Economic projections released by the Treasury show the economy will contract 0.8 percent in 2023 with three straight quarters of negative growth. Real household consumption will flatten and dip slightly over the next couple of years before recovering by 2026.
Unemployment will peak at 5.5 percent in the June 2024 quarter – up significantly from the current record low of 3.3 percent – before falling back towards 4 percent in the tail end of the decade.
Despite this, wage growth is expected to continue to outpace inflation. It will slow somewhat from current rates but still remain positive through the end of the forecast period.
The shallow recession is roughly in line with forecasts from the Reserve Bank’s Monetary Policy Statement, when it implemented a massive 0.75 percent increase to the Official Cash Rate at the end of November.
The major difference comes in the inflation estimates. While the Reserve Bank said inflation still has some way to go and will peak at 7.5 percent across the last quarter of 2022 and the first quarter of 2023, Treasury officials were more optimistic.
They expect inflation has already peaked at around 7.2 percent and is now gradually declining. It will fall back within the target range of 1 to 3 percent by the end of 2024.
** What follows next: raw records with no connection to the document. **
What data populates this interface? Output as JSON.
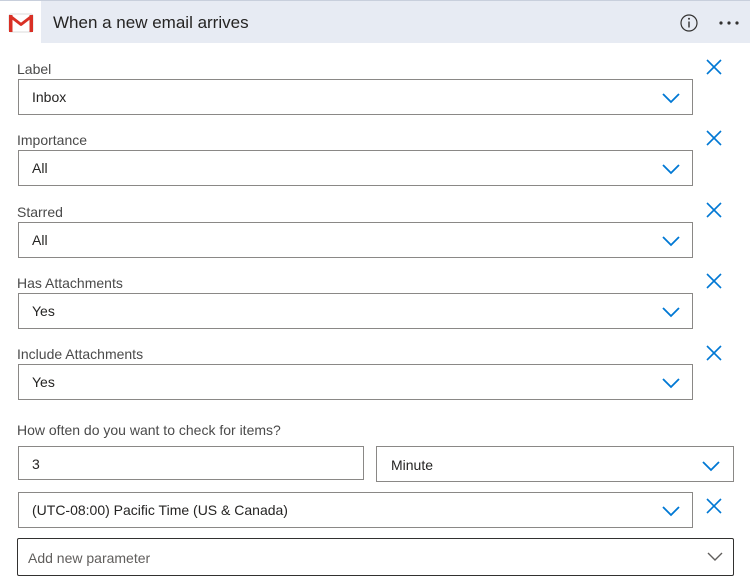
{
  "header": {
    "title": "When a new email arrives",
    "brand_color": "#D93025",
    "icons": [
      "gmail-icon",
      "info-icon",
      "more-icon"
    ]
  },
  "fields": [
    {
      "label": "Label",
      "value": "Inbox"
    },
    {
      "label": "Importance",
      "value": "All"
    },
    {
      "label": "Starred",
      "value": "All"
    },
    {
      "label": "Has Attachments",
      "value": "Yes"
    },
    {
      "label": "Include Attachments",
      "value": "Yes"
    }
  ],
  "interval": {
    "label": "How often do you want to check for items?",
    "count": "3",
    "frequency": "Minute"
  },
  "timezone": {
    "value": "(UTC-08:00) Pacific Time (US & Canada)"
  },
  "add_parameter": {
    "placeholder": "Add new parameter"
  },
  "colors": {
    "accent": "#0078D4",
    "border": "#8A8886",
    "header_bg": "#E7EBF3"
  }
}
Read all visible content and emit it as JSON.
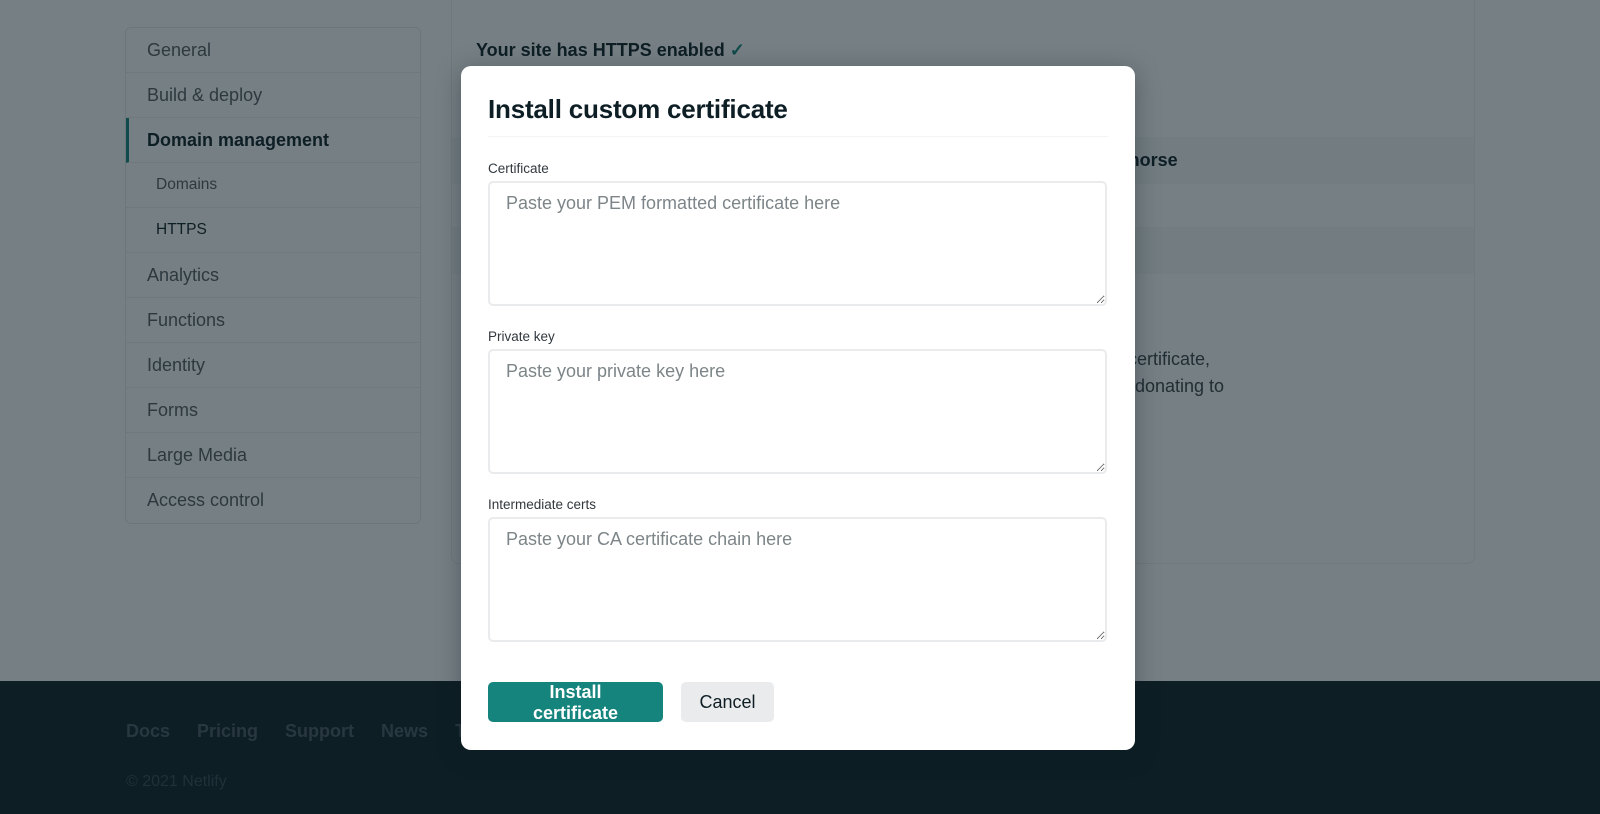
{
  "sidebar": {
    "items": [
      {
        "label": "General",
        "type": "item"
      },
      {
        "label": "Build & deploy",
        "type": "item"
      },
      {
        "label": "Domain management",
        "type": "active"
      },
      {
        "label": "Domains",
        "type": "sub"
      },
      {
        "label": "HTTPS",
        "type": "sub-current"
      },
      {
        "label": "Analytics",
        "type": "item"
      },
      {
        "label": "Functions",
        "type": "item"
      },
      {
        "label": "Identity",
        "type": "item"
      },
      {
        "label": "Forms",
        "type": "item"
      },
      {
        "label": "Large Media",
        "type": "item"
      },
      {
        "label": "Access control",
        "type": "item"
      }
    ]
  },
  "background": {
    "https_status": "Your site has HTTPS enabled",
    "check_glyph": "✓",
    "domain_fragment": "y.horse",
    "text_line1": "certificate,",
    "text_line2": "r donating to"
  },
  "footer": {
    "links": [
      "Docs",
      "Pricing",
      "Support",
      "News",
      "T"
    ],
    "copyright": "© 2021 Netlify"
  },
  "modal": {
    "title": "Install custom certificate",
    "fields": [
      {
        "label": "Certificate",
        "placeholder": "Paste your PEM formatted certificate here",
        "value": ""
      },
      {
        "label": "Private key",
        "placeholder": "Paste your private key here",
        "value": ""
      },
      {
        "label": "Intermediate certs",
        "placeholder": "Paste your CA certificate chain here",
        "value": ""
      }
    ],
    "primary_button": "Install certificate",
    "secondary_button": "Cancel"
  },
  "colors": {
    "accent": "#15847d",
    "dark": "#0e1e25",
    "overlay": "rgba(14,30,37,0.56)"
  }
}
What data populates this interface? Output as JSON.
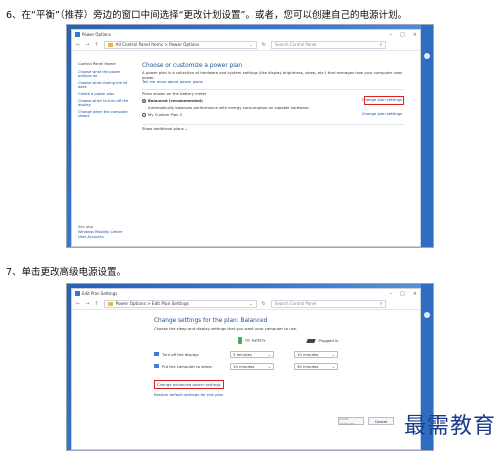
{
  "steps": {
    "step6": "6、在“平衡”（推荐）旁边的窗口中间选择“更改计划设置”。或者，您可以创建自己的电源计划。",
    "step7": "7、单击更改高级电源设置。"
  },
  "shot1": {
    "title": "Power Options",
    "breadcrumb": "All Control Panel Items  >  Power Options",
    "search_placeholder": "Search Control Panel",
    "sidebar": {
      "title": "Control Panel Home",
      "items": [
        "Choose what the power buttons do",
        "Choose what closing the lid does",
        "Create a power plan",
        "Choose when to turn off the display",
        "Change when the computer sleeps"
      ],
      "see_also": "See also",
      "see_also_items": [
        "Windows Mobility Center",
        "User Accounts"
      ]
    },
    "main": {
      "heading": "Choose or customize a power plan",
      "desc": "A power plan is a collection of hardware and system settings (like display brightness, sleep, etc.) that manages how your computer uses power.",
      "desc_link": "Tell me more about power plans",
      "plans_label": "Plans shown on the battery meter",
      "plan1_name": "Balanced (recommended)",
      "plan1_desc": "Automatically balances performance with energy consumption on capable hardware.",
      "plan2_name": "My Custom Plan 2",
      "change_link": "Change plan settings",
      "show_more": "Show additional plans"
    }
  },
  "shot2": {
    "title": "Edit Plan Settings",
    "breadcrumb": "Power Options  >  Edit Plan Settings",
    "search_placeholder": "Search Control Panel",
    "heading": "Change settings for the plan: Balanced",
    "subheading": "Choose the sleep and display settings that you want your computer to use.",
    "col_battery": "On battery",
    "col_plugged": "Plugged in",
    "rows": [
      {
        "label": "Turn off the display:",
        "battery": "3 minutes",
        "plugged": "10 minutes"
      },
      {
        "label": "Put the computer to sleep:",
        "battery": "15 minutes",
        "plugged": "30 minutes"
      }
    ],
    "advanced_link": "Change advanced power settings",
    "restore_link": "Restore default settings for this plan",
    "save_button": "Save changes",
    "cancel_button": "Cancel"
  },
  "watermark": "最需教育"
}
Nationally, house prices will fall 20 percent from their peak by the end of 2023, before returning to previous highs in early 2027. That’s more than double the trough anticipated in the previous set of projections, from May.
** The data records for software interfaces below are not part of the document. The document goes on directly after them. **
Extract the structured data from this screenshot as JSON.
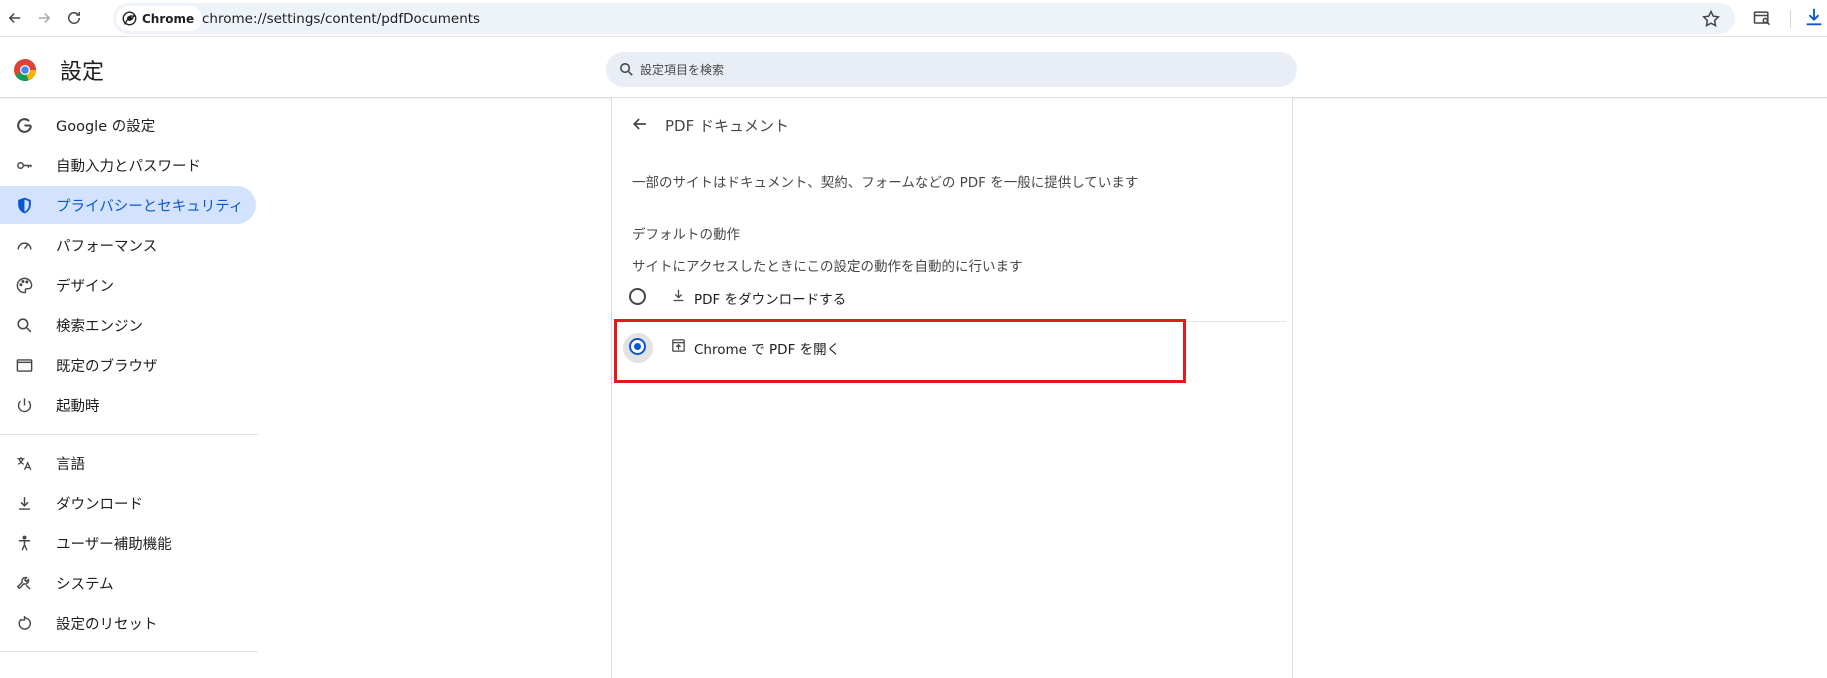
{
  "browser": {
    "chip_label": "Chrome",
    "url": "chrome://settings/content/pdfDocuments"
  },
  "header": {
    "title": "設定",
    "search_placeholder": "設定項目を検索"
  },
  "sidebar": {
    "items": [
      {
        "label": "Google の設定",
        "icon": "google-icon"
      },
      {
        "label": "自動入力とパスワード",
        "icon": "key-icon"
      },
      {
        "label": "プライバシーとセキュリティ",
        "icon": "shield-icon",
        "active": true
      },
      {
        "label": "パフォーマンス",
        "icon": "speedometer-icon"
      },
      {
        "label": "デザイン",
        "icon": "palette-icon"
      },
      {
        "label": "検索エンジン",
        "icon": "search-icon"
      },
      {
        "label": "既定のブラウザ",
        "icon": "browser-window-icon"
      },
      {
        "label": "起動時",
        "icon": "power-icon"
      },
      {
        "label": "言語",
        "icon": "translate-icon"
      },
      {
        "label": "ダウンロード",
        "icon": "download-icon"
      },
      {
        "label": "ユーザー補助機能",
        "icon": "accessibility-icon"
      },
      {
        "label": "システム",
        "icon": "wrench-icon"
      },
      {
        "label": "設定のリセット",
        "icon": "reset-icon"
      }
    ]
  },
  "main": {
    "title": "PDF ドキュメント",
    "description": "一部のサイトはドキュメント、契約、フォームなどの PDF を一般に提供しています",
    "section_title": "デフォルトの動作",
    "section_subtitle": "サイトにアクセスしたときにこの設定の動作を自動的に行います",
    "options": [
      {
        "label": "PDF をダウンロードする",
        "icon": "download-icon",
        "checked": false
      },
      {
        "label": "Chrome で PDF を開く",
        "icon": "open-in-new-icon",
        "checked": true
      }
    ]
  },
  "colors": {
    "accent": "#0b57d0",
    "active_bg": "#d3e3fd",
    "highlight": "#e01b1b"
  }
}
In contrast to the grim economic outlook, Treasury figures offered a rosy picture of the Government’s books. Government spending is still slated to return to surplus in the year ending June 2025, as previously forecast, but the deficit in the intervening years will be smaller than expected.
Net Crown debt will peak at just over 21 percent of GDP by mid-2024, before returning towards pre-Covid levels.
While new operating spending hasn’t budged since the last Budget, the Government has introduced a significant new capital allowance.
Capital spending is governed by a multi-year allowance. After Budget 2022, the allowance had $5.1b left for the next three Budgets. Another $2.2b subsequently went to the purchase of Kiwibank.
That allowance will now be inflated by $9.1b to make a total of $12b, though the Government says it may struggle to spend all of this.
“We do acknowledge constraints in the economy will be a factor in determining the size of the capital investment package that we agree for Budget 2023,” Robertson conceded.
However, there was still a need for new infrastructure and ways to fund it.
“The infrastructure deficit that New Zealand faces hasn’t gone away,” he said.
The Climate Emergency Response Fund (CERF) has also been topped up with another year of revenue from the Emissions Trading Scheme and with new projections estimating more carbon cash from the coming years than expected, which combined make up $2.1b.
That takes it to $3.6b ahead of Budget 2023. The CERF funded most of the climate policies announced this year and is able to support any initiatives included in the Emissions Reduction Plan or National Adaptation Plan.